# [YOUR INSTRUCTIONS]
What you give back must match the data character for character.

---------- DATA SHOWN

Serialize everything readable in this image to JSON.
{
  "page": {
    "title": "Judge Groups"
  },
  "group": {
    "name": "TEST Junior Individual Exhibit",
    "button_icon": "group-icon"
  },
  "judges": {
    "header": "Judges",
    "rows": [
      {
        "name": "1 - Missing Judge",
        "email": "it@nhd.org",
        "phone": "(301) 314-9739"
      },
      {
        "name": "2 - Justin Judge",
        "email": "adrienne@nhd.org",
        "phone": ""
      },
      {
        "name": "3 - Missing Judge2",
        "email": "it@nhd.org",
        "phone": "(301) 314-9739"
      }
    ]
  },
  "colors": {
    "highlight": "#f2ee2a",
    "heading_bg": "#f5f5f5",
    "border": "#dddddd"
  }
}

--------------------

# [RESPONSE TO THE TASK]
Serialize everything readable in this image to JSON.
{
  "page": {
    "title": "Judge Groups"
  },
  "group": {
    "name": "TEST Junior Individual Exhibit",
    "button_icon": "group-icon"
  },
  "judges": {
    "header": "Judges",
    "rows": [
      {
        "name": "1 - Missing Judge",
        "email": "it@nhd.org",
        "phone": "(301) 314-9739"
      },
      {
        "name": "2 - Justin Judge",
        "email": "adrienne@nhd.org",
        "phone": ""
      },
      {
        "name": "3 - Missing Judge2",
        "email": "it@nhd.org",
        "phone": "(301) 314-9739"
      }
    ]
  },
  "colors": {
    "highlight": "#f2ee2a",
    "heading_bg": "#f5f5f5",
    "border": "#dddddd"
  }
}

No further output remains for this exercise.